┏━━

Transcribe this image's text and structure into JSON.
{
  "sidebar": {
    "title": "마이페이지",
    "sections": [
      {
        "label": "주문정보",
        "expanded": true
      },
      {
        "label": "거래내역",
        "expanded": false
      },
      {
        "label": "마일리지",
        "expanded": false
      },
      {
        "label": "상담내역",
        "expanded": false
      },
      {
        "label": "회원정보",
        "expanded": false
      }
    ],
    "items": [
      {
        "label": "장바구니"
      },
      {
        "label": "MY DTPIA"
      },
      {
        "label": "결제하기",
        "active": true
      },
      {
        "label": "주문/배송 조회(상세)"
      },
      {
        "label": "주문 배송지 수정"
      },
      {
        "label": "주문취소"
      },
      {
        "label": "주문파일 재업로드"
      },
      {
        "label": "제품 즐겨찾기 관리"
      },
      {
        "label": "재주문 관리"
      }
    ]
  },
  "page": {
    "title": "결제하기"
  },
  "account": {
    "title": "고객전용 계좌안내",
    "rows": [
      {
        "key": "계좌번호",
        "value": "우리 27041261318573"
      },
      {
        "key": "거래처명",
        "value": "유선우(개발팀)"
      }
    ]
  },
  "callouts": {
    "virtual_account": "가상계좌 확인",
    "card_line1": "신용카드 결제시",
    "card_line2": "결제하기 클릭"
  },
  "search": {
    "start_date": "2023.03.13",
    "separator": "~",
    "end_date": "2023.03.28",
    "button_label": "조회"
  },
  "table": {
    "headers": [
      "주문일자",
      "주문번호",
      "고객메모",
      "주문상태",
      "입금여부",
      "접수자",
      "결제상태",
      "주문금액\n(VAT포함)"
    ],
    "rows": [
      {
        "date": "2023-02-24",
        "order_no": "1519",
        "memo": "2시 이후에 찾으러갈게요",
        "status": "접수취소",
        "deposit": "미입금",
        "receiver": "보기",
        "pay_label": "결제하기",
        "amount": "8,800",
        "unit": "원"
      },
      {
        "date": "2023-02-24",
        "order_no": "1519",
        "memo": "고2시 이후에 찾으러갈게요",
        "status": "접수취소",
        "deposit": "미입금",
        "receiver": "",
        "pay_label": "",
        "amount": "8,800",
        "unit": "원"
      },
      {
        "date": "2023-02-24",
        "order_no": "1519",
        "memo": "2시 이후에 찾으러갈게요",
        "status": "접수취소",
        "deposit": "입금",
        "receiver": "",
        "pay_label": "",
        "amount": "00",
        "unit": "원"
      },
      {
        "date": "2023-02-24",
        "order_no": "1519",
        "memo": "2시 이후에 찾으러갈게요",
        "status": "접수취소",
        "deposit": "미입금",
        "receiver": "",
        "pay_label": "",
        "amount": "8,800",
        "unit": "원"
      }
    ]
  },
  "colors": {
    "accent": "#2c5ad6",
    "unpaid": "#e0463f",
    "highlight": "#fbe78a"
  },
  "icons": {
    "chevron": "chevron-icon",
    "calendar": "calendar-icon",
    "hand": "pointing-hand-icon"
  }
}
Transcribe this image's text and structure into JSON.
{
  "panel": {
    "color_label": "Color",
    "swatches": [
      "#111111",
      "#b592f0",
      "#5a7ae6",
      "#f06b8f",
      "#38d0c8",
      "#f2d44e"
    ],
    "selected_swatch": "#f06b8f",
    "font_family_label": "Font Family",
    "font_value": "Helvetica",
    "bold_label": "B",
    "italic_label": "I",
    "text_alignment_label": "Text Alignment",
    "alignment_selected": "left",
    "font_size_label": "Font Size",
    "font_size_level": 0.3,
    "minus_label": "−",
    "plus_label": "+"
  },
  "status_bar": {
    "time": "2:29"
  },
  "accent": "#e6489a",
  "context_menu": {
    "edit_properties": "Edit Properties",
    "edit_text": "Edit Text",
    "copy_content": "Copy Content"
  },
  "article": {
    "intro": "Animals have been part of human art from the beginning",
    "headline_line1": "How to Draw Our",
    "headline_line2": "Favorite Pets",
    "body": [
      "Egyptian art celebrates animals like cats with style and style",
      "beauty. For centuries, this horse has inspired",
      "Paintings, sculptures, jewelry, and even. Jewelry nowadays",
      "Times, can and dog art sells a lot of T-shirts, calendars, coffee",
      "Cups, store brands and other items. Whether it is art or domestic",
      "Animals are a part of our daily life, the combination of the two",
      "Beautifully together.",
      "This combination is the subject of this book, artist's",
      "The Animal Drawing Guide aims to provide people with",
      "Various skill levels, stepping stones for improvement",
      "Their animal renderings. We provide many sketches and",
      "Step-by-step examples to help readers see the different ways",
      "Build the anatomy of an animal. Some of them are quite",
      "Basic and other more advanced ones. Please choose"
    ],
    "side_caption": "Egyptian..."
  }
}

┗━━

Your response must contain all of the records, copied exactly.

Transcribe this image's text and structure into JSON.
{
  "sidebar": {
    "title": "마이페이지",
    "sections": [
      {
        "label": "주문정보",
        "expanded": true
      },
      {
        "label": "거래내역",
        "expanded": false
      },
      {
        "label": "마일리지",
        "expanded": false
      },
      {
        "label": "상담내역",
        "expanded": false
      },
      {
        "label": "회원정보",
        "expanded": false
      }
    ],
    "items": [
      {
        "label": "장바구니"
      },
      {
        "label": "MY DTPIA"
      },
      {
        "label": "결제하기",
        "active": true
      },
      {
        "label": "주문/배송 조회(상세)"
      },
      {
        "label": "주문 배송지 수정"
      },
      {
        "label": "주문취소"
      },
      {
        "label": "주문파일 재업로드"
      },
      {
        "label": "제품 즐겨찾기 관리"
      },
      {
        "label": "재주문 관리"
      }
    ]
  },
  "page": {
    "title": "결제하기"
  },
  "account": {
    "title": "고객전용 계좌안내",
    "rows": [
      {
        "key": "계좌번호",
        "value": "우리 27041261318573"
      },
      {
        "key": "거래처명",
        "value": "유선우(개발팀)"
      }
    ]
  },
  "callouts": {
    "virtual_account": "가상계좌 확인",
    "card_line1": "신용카드 결제시",
    "card_line2": "결제하기 클릭"
  },
  "search": {
    "start_date": "2023.03.13",
    "separator": "~",
    "end_date": "2023.03.28",
    "button_label": "조회"
  },
  "table": {
    "headers": [
      "주문일자",
      "주문번호",
      "고객메모",
      "주문상태",
      "입금여부",
      "접수자",
      "결제상태",
      "주문금액\n(VAT포함)"
    ],
    "rows": [
      {
        "date": "2023-02-24",
        "order_no": "1519",
        "memo": "2시 이후에 찾으러갈게요",
        "status": "접수취소",
        "deposit": "미입금",
        "receiver": "보기",
        "pay_label": "결제하기",
        "amount": "8,800",
        "unit": "원"
      },
      {
        "date": "2023-02-24",
        "order_no": "1519",
        "memo": "고2시 이후에 찾으러갈게요",
        "status": "접수취소",
        "deposit": "미입금",
        "receiver": "",
        "pay_label": "",
        "amount": "8,800",
        "unit": "원"
      },
      {
        "date": "2023-02-24",
        "order_no": "1519",
        "memo": "2시 이후에 찾으러갈게요",
        "status": "접수취소",
        "deposit": "입금",
        "receiver": "",
        "pay_label": "",
        "amount": "00",
        "unit": "원"
      },
      {
        "date": "2023-02-24",
        "order_no": "1519",
        "memo": "2시 이후에 찾으러갈게요",
        "status": "접수취소",
        "deposit": "미입금",
        "receiver": "",
        "pay_label": "",
        "amount": "8,800",
        "unit": "원"
      }
    ]
  },
  "colors": {
    "accent": "#2c5ad6",
    "unpaid": "#e0463f",
    "highlight": "#fbe78a"
  },
  "icons": {
    "chevron": "chevron-icon",
    "calendar": "calendar-icon",
    "hand": "pointing-hand-icon"
  }
}
Transcribe this image's text and structure into JSON.
{
  "panel": {
    "color_label": "Color",
    "swatches": [
      "#111111",
      "#b592f0",
      "#5a7ae6",
      "#f06b8f",
      "#38d0c8",
      "#f2d44e"
    ],
    "selected_swatch": "#f06b8f",
    "font_family_label": "Font Family",
    "font_value": "Helvetica",
    "bold_label": "B",
    "italic_label": "I",
    "text_alignment_label": "Text Alignment",
    "alignment_selected": "left",
    "font_size_label": "Font Size",
    "font_size_level": 0.3,
    "minus_label": "−",
    "plus_label": "+"
  },
  "status_bar": {
    "time": "2:29"
  },
  "accent": "#e6489a",
  "context_menu": {
    "edit_properties": "Edit Properties",
    "edit_text": "Edit Text",
    "copy_content": "Copy Content"
  },
  "article": {
    "intro": "Animals have been part of human art from the beginning",
    "headline_line1": "How to Draw Our",
    "headline_line2": "Favorite Pets",
    "body": [
      "Egyptian art celebrates animals like cats with style and style",
      "beauty. For centuries, this horse has inspired",
      "Paintings, sculptures, jewelry, and even. Jewelry nowadays",
      "Times, can and dog art sells a lot of T-shirts, calendars, coffee",
      "Cups, store brands and other items. Whether it is art or domestic",
      "Animals are a part of our daily life, the combination of the two",
      "Beautifully together.",
      "This combination is the subject of this book, artist's",
      "The Animal Drawing Guide aims to provide people with",
      "Various skill levels, stepping stones for improvement",
      "Their animal renderings. We provide many sketches and",
      "Step-by-step examples to help readers see the different ways",
      "Build the anatomy of an animal. Some of them are quite",
      "Basic and other more advanced ones. Please choose"
    ],
    "side_caption": "Egyptian..."
  }
}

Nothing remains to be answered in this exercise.